» **What to produce**:
Nothing but the text of the listing, repeated exactly, belongs in the answer; leave the images out.

» **Material for this exercise**:
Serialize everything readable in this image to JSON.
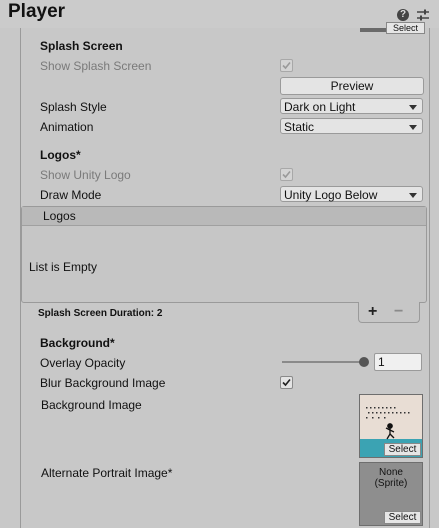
{
  "header": {
    "title": "Player"
  },
  "top_texture": {
    "select_label": "Select"
  },
  "splash": {
    "section_title": "Splash Screen",
    "show_splash_label": "Show Splash Screen",
    "show_splash_checked": true,
    "preview_label": "Preview",
    "style_label": "Splash Style",
    "style_value": "Dark on Light",
    "animation_label": "Animation",
    "animation_value": "Static"
  },
  "logos": {
    "section_title": "Logos*",
    "show_unity_logo_label": "Show Unity Logo",
    "show_unity_logo_checked": true,
    "draw_mode_label": "Draw Mode",
    "draw_mode_value": "Unity Logo Below",
    "list_header": "Logos",
    "list_empty_text": "List is Empty",
    "add_label": "+",
    "remove_label": "−",
    "duration_text": "Splash Screen Duration: 2"
  },
  "background": {
    "section_title": "Background*",
    "overlay_label": "Overlay Opacity",
    "overlay_value": "1",
    "overlay_fraction": 1,
    "blur_label": "Blur Background Image",
    "blur_checked": true,
    "bg_image_label": "Background Image",
    "bg_image_select": "Select",
    "alt_portrait_label": "Alternate Portrait Image*",
    "alt_portrait_none": "None\n(Sprite)",
    "alt_portrait_select": "Select"
  },
  "icons": {
    "help": "help-icon",
    "settings": "settings-sliders-icon",
    "checkmark": "checkmark-icon",
    "dropdown": "chevron-down-icon"
  },
  "colors": {
    "panel_bg": "#c8c8c8",
    "field_bg": "#e4e4e4",
    "texture_preview_bg": "#e8ddd4",
    "texture_preview_floor": "#3ba3b3"
  }
}
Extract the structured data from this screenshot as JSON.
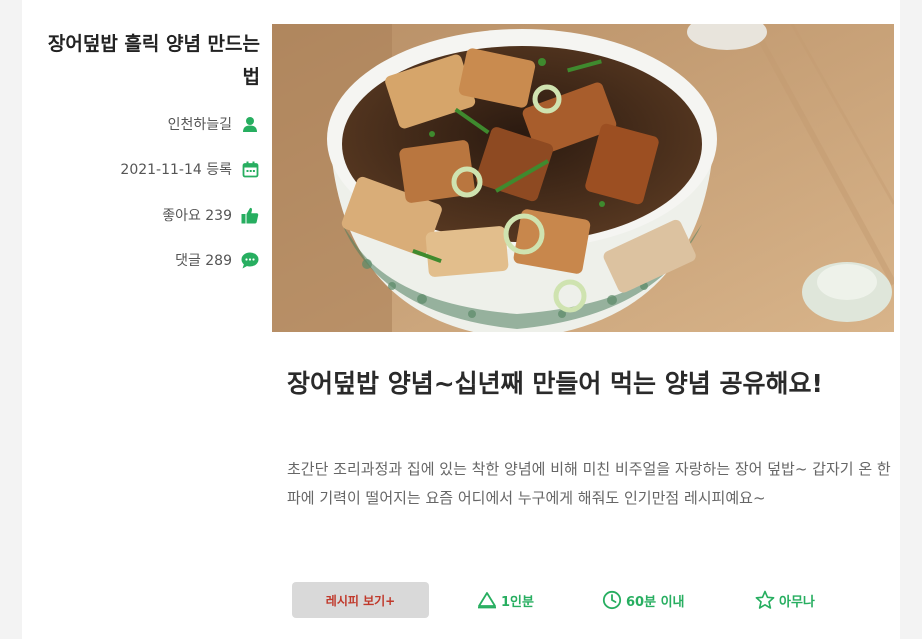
{
  "side": {
    "title": "장어덮밥 흘릭 양념 만드는 법",
    "author": "인천하늘길",
    "date": "2021-11-14 등록",
    "likes": "좋아요 239",
    "comments": "댓글 289"
  },
  "post": {
    "headline": "장어덮밥 양념~십년째 만들어 먹는 양념 공유해요!",
    "description": "초간단 조리과정과 집에 있는 착한 양념에 비해 미친 비주얼을 자랑하는 장어 덮밥~ 갑자기 온 한파에 기력이 떨어지는 요즘 어디에서 누구에게 해줘도 인기만점 레시피예요~"
  },
  "actions": {
    "recipe_button": "레시피 보기+",
    "serving": "1인분",
    "time": "60분 이내",
    "difficulty": "아무나"
  },
  "colors": {
    "accent": "#27ae60",
    "button_text": "#c0392b",
    "button_bg": "#d9d9d9"
  },
  "icons": [
    "user-icon",
    "calendar-icon",
    "thumbs-up-icon",
    "comment-icon",
    "serving-icon",
    "clock-icon",
    "star-icon"
  ]
}
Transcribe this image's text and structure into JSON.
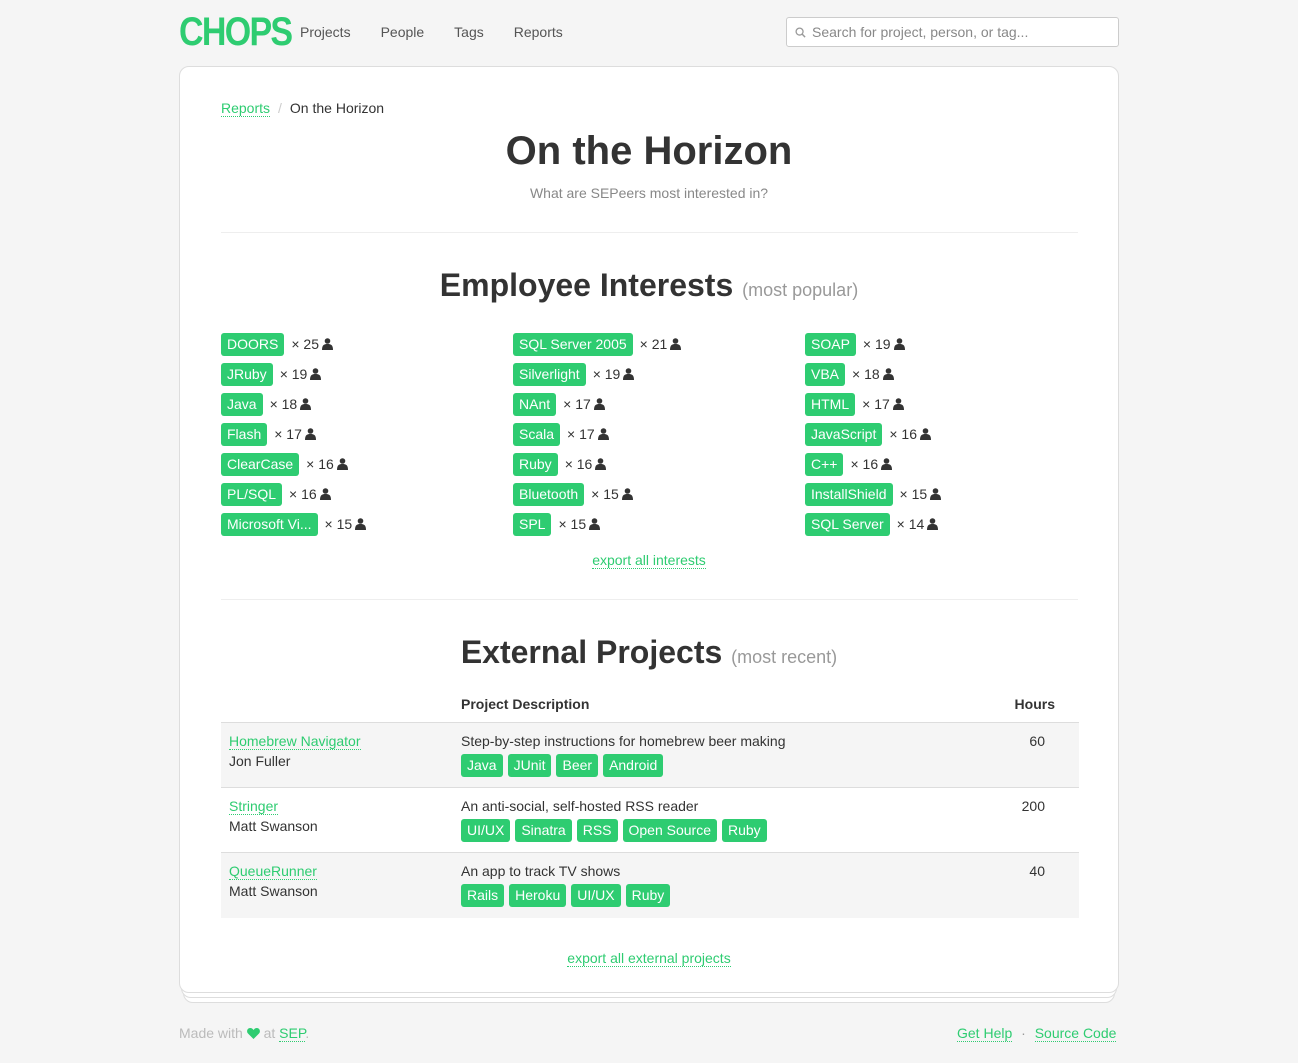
{
  "app": {
    "logo": "CHOPS"
  },
  "nav": {
    "items": [
      {
        "label": "Projects"
      },
      {
        "label": "People"
      },
      {
        "label": "Tags"
      },
      {
        "label": "Reports"
      }
    ]
  },
  "search": {
    "placeholder": "Search for project, person, or tag..."
  },
  "breadcrumb": {
    "parent": "Reports",
    "separator": "/",
    "current": "On the Horizon"
  },
  "page": {
    "title": "On the Horizon",
    "subtitle": "What are SEPeers most interested in?"
  },
  "interests": {
    "title": "Employee Interests",
    "qualifier": "(most popular)",
    "columns": [
      [
        {
          "tag": "DOORS",
          "count": "× 25"
        },
        {
          "tag": "JRuby",
          "count": "× 19"
        },
        {
          "tag": "Java",
          "count": "× 18"
        },
        {
          "tag": "Flash",
          "count": "× 17"
        },
        {
          "tag": "ClearCase",
          "count": "× 16"
        },
        {
          "tag": "PL/SQL",
          "count": "× 16"
        },
        {
          "tag": "Microsoft Vi...",
          "count": "× 15"
        }
      ],
      [
        {
          "tag": "SQL Server 2005",
          "count": "× 21"
        },
        {
          "tag": "Silverlight",
          "count": "× 19"
        },
        {
          "tag": "NAnt",
          "count": "× 17"
        },
        {
          "tag": "Scala",
          "count": "× 17"
        },
        {
          "tag": "Ruby",
          "count": "× 16"
        },
        {
          "tag": "Bluetooth",
          "count": "× 15"
        },
        {
          "tag": "SPL",
          "count": "× 15"
        }
      ],
      [
        {
          "tag": "SOAP",
          "count": "× 19"
        },
        {
          "tag": "VBA",
          "count": "× 18"
        },
        {
          "tag": "HTML",
          "count": "× 17"
        },
        {
          "tag": "JavaScript",
          "count": "× 16"
        },
        {
          "tag": "C++",
          "count": "× 16"
        },
        {
          "tag": "InstallShield",
          "count": "× 15"
        },
        {
          "tag": "SQL Server",
          "count": "× 14"
        }
      ]
    ],
    "export_label": "export all interests"
  },
  "projects": {
    "title": "External Projects",
    "qualifier": "(most recent)",
    "headers": {
      "description": "Project Description",
      "hours": "Hours"
    },
    "rows": [
      {
        "name": "Homebrew Navigator",
        "person": "Jon Fuller",
        "description": "Step-by-step instructions for homebrew beer making",
        "tags": [
          "Java",
          "JUnit",
          "Beer",
          "Android"
        ],
        "hours": "60"
      },
      {
        "name": "Stringer",
        "person": "Matt Swanson",
        "description": "An anti-social, self-hosted RSS reader",
        "tags": [
          "UI/UX",
          "Sinatra",
          "RSS",
          "Open Source",
          "Ruby"
        ],
        "hours": "200"
      },
      {
        "name": "QueueRunner",
        "person": "Matt Swanson",
        "description": "An app to track TV shows",
        "tags": [
          "Rails",
          "Heroku",
          "UI/UX",
          "Ruby"
        ],
        "hours": "40"
      }
    ],
    "export_label": "export all external projects"
  },
  "footer": {
    "made_with": "Made with",
    "at": "at",
    "org": "SEP",
    "period": ".",
    "get_help": "Get Help",
    "dot": "·",
    "source_code": "Source Code"
  },
  "colors": {
    "accent": "#2ecc71"
  }
}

» **Solution to the exercise**:
Serialize everything readable in this image to JSON.
{
  "header": {
    "title": "Player"
  },
  "top_texture": {
    "select_label": "Select"
  },
  "splash": {
    "section_title": "Splash Screen",
    "show_splash_label": "Show Splash Screen",
    "show_splash_checked": true,
    "preview_label": "Preview",
    "style_label": "Splash Style",
    "style_value": "Dark on Light",
    "animation_label": "Animation",
    "animation_value": "Static"
  },
  "logos": {
    "section_title": "Logos*",
    "show_unity_logo_label": "Show Unity Logo",
    "show_unity_logo_checked": true,
    "draw_mode_label": "Draw Mode",
    "draw_mode_value": "Unity Logo Below",
    "list_header": "Logos",
    "list_empty_text": "List is Empty",
    "add_label": "+",
    "remove_label": "−",
    "duration_text": "Splash Screen Duration: 2"
  },
  "background": {
    "section_title": "Background*",
    "overlay_label": "Overlay Opacity",
    "overlay_value": "1",
    "overlay_fraction": 1,
    "blur_label": "Blur Background Image",
    "blur_checked": true,
    "bg_image_label": "Background Image",
    "bg_image_select": "Select",
    "alt_portrait_label": "Alternate Portrait Image*",
    "alt_portrait_none": "None\n(Sprite)",
    "alt_portrait_select": "Select"
  },
  "icons": {
    "help": "help-icon",
    "settings": "settings-sliders-icon",
    "checkmark": "checkmark-icon",
    "dropdown": "chevron-down-icon"
  },
  "colors": {
    "panel_bg": "#c8c8c8",
    "field_bg": "#e4e4e4",
    "texture_preview_bg": "#e8ddd4",
    "texture_preview_floor": "#3ba3b3"
  }
}
Extract the structured data from this screenshot as JSON.
{
  "side": {
    "title": "장어덮밥 흘릭 양념 만드는 법",
    "author": "인천하늘길",
    "date": "2021-11-14 등록",
    "likes": "좋아요 239",
    "comments": "댓글 289"
  },
  "post": {
    "headline": "장어덮밥 양념~십년째 만들어 먹는 양념 공유해요!",
    "description": "초간단 조리과정과 집에 있는 착한 양념에 비해 미친 비주얼을 자랑하는 장어 덮밥~ 갑자기 온 한파에 기력이 떨어지는 요즘 어디에서 누구에게 해줘도 인기만점 레시피예요~"
  },
  "actions": {
    "recipe_button": "레시피 보기+",
    "serving": "1인분",
    "time": "60분 이내",
    "difficulty": "아무나"
  },
  "colors": {
    "accent": "#27ae60",
    "button_text": "#c0392b",
    "button_bg": "#d9d9d9"
  },
  "icons": [
    "user-icon",
    "calendar-icon",
    "thumbs-up-icon",
    "comment-icon",
    "serving-icon",
    "clock-icon",
    "star-icon"
  ]
}
Transcribe this image's text and structure into JSON.
{
  "app": {
    "logo": "CHOPS"
  },
  "nav": {
    "items": [
      {
        "label": "Projects"
      },
      {
        "label": "People"
      },
      {
        "label": "Tags"
      },
      {
        "label": "Reports"
      }
    ]
  },
  "search": {
    "placeholder": "Search for project, person, or tag..."
  },
  "breadcrumb": {
    "parent": "Reports",
    "separator": "/",
    "current": "On the Horizon"
  },
  "page": {
    "title": "On the Horizon",
    "subtitle": "What are SEPeers most interested in?"
  },
  "interests": {
    "title": "Employee Interests",
    "qualifier": "(most popular)",
    "columns": [
      [
        {
          "tag": "DOORS",
          "count": "× 25"
        },
        {
          "tag": "JRuby",
          "count": "× 19"
        },
        {
          "tag": "Java",
          "count": "× 18"
        },
        {
          "tag": "Flash",
          "count": "× 17"
        },
        {
          "tag": "ClearCase",
          "count": "× 16"
        },
        {
          "tag": "PL/SQL",
          "count": "× 16"
        },
        {
          "tag": "Microsoft Vi...",
          "count": "× 15"
        }
      ],
      [
        {
          "tag": "SQL Server 2005",
          "count": "× 21"
        },
        {
          "tag": "Silverlight",
          "count": "× 19"
        },
        {
          "tag": "NAnt",
          "count": "× 17"
        },
        {
          "tag": "Scala",
          "count": "× 17"
        },
        {
          "tag": "Ruby",
          "count": "× 16"
        },
        {
          "tag": "Bluetooth",
          "count": "× 15"
        },
        {
          "tag": "SPL",
          "count": "× 15"
        }
      ],
      [
        {
          "tag": "SOAP",
          "count": "× 19"
        },
        {
          "tag": "VBA",
          "count": "× 18"
        },
        {
          "tag": "HTML",
          "count": "× 17"
        },
        {
          "tag": "JavaScript",
          "count": "× 16"
        },
        {
          "tag": "C++",
          "count": "× 16"
        },
        {
          "tag": "InstallShield",
          "count": "× 15"
        },
        {
          "tag": "SQL Server",
          "count": "× 14"
        }
      ]
    ],
    "export_label": "export all interests"
  },
  "projects": {
    "title": "External Projects",
    "qualifier": "(most recent)",
    "headers": {
      "description": "Project Description",
      "hours": "Hours"
    },
    "rows": [
      {
        "name": "Homebrew Navigator",
        "person": "Jon Fuller",
        "description": "Step-by-step instructions for homebrew beer making",
        "tags": [
          "Java",
          "JUnit",
          "Beer",
          "Android"
        ],
        "hours": "60"
      },
      {
        "name": "Stringer",
        "person": "Matt Swanson",
        "description": "An anti-social, self-hosted RSS reader",
        "tags": [
          "UI/UX",
          "Sinatra",
          "RSS",
          "Open Source",
          "Ruby"
        ],
        "hours": "200"
      },
      {
        "name": "QueueRunner",
        "person": "Matt Swanson",
        "description": "An app to track TV shows",
        "tags": [
          "Rails",
          "Heroku",
          "UI/UX",
          "Ruby"
        ],
        "hours": "40"
      }
    ],
    "export_label": "export all external projects"
  },
  "footer": {
    "made_with": "Made with",
    "at": "at",
    "org": "SEP",
    "period": ".",
    "get_help": "Get Help",
    "dot": "·",
    "source_code": "Source Code"
  },
  "colors": {
    "accent": "#2ecc71"
  }
}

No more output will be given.